This practice of division of labor even invaded the elite Universities in America so that the brightest students became interchangeable parts and how this happened is described in my webpage "On Education."

Corporate capitalism betrayed Adam Smith so that even the whole factory is now an interchangeable part. Even if all the workers of the whole factory do not feel like doing the work, well, there is always another factory in another country willing to do it as cheaply or even cheaper. And the history of how large corporations in America built their enterprises on the backs of the poor, is explained in many of Noam Chomsky's writings, such as in this interview "On violence and youth."

The machinery of domination systems (to be expanded)

Death

Sun Tzu, "The Art of War" To insure his army would be obedient and follow orders, he would kill the first soldier who stepped out of line, and after that, he did not have any problems with the rest of them.

Torture

Punishment

Imprisonment

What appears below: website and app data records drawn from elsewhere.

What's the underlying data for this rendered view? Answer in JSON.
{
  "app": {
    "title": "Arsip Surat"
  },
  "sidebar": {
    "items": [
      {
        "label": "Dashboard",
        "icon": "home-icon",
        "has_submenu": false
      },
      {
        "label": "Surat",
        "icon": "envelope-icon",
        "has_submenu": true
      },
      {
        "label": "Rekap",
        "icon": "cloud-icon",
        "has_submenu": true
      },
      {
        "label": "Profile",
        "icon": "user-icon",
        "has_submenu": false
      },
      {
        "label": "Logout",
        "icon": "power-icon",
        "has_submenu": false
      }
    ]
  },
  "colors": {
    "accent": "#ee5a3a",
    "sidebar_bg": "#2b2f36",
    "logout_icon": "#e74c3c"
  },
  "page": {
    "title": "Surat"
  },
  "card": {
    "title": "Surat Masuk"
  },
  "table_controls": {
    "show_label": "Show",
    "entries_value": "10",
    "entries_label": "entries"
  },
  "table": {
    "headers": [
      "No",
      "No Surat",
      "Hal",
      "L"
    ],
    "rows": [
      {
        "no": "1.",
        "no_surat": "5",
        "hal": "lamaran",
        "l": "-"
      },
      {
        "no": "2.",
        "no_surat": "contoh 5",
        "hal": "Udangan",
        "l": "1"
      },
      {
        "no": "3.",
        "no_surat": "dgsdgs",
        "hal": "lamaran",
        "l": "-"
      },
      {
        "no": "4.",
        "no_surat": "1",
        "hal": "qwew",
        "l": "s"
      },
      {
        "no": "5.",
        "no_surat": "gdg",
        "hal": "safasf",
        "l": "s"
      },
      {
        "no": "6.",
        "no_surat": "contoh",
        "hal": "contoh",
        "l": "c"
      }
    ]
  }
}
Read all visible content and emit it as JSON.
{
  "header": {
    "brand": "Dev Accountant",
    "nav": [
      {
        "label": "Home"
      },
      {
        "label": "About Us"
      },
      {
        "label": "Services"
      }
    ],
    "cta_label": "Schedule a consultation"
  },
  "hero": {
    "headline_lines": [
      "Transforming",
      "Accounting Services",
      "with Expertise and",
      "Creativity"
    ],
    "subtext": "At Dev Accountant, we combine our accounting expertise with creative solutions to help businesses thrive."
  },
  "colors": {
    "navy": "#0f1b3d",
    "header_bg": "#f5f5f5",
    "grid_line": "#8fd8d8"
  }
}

Surveillance

Advertising/Propaganda: Manufacturing consent (Chomsky, Foucault)

Foucaldian quotes from Deconstructing the Election.

"Foucault was a philosopher of history who posited, basically, the impossibility of achieving an objective and neutral interpretation of a historical event or phenomenon."..."--the official interpretation--must have been imposed by the exercise of political power"

"... different groups construct different realities, different 'regimes of truth,' in order to legitimize and protect their interests."

"A final Foucauldian note. Foucauldian theory holds that the way of the rich and powerful will prevail, the less powerful or powerless will lose out (which is partly why the theory has been embraced by the left as a successor or adjunct to Marxism, and is so abhorred by the right). "

Learned helplessness:

Institutional racism

Discouraging words

FOGS: I like the mneumonic FOGS for the words: Fear, obligation, guilt, shame, to remind myself that I don't want to be running my life motivated motivating behavior based on FOGS. Why would I want to run my life doing things out of fear, obligation, guilt or shame?) Joseph Campbell said something about doing everything as "play"

The antidote (to be expanded)

Nonviolent communication

 

Bibliography

Foucault, Michel (1975) Discipline and punish: The birth of the prison.( transl. Alan Sheridan) (1995) 2nd ed NY:Vintage books.selections: torture, panopticon

Chomsky, Noam (1994) On violence and youth

Diamond, Jared (1997) Guns, Germs and Steel, The Fates of Human Societies...

Korten, David C. (2001) When Corporations rule the world. 2nd Ed., Kumarian Press.

Nisbett, Richard E. (2003) The Geography of Thought: How Asians and Westerners Think Differently...and Why (NY:Freepress)pg 141.

McCormack, Win (2001) Deconstructing the Election in The Nation

Liefer, Ronald, (1998) The Psychiatric Repression of Thomas Szasz: Its Social and Political Significance

Marshall Rosenberg (1999) Anger and Domination Systems

Smith, Adam (1776) Wealth of Nations

Szasz, Thomas (1961) The Myth of Mental Illness

Wink, Walter (1992) Engaging the Powers:Discernment and Resistance in a World of Domination, Minneapolis: Fortress Press.

Wink, Walter (1999) The Myth of Redemptive Violence, in The Bible in Transmission.

 

Last updated 15 February 2007

Copyright © 2006 by Duen Hsi Yen, All rights reserved.

E-mail: yen@noogenesis.com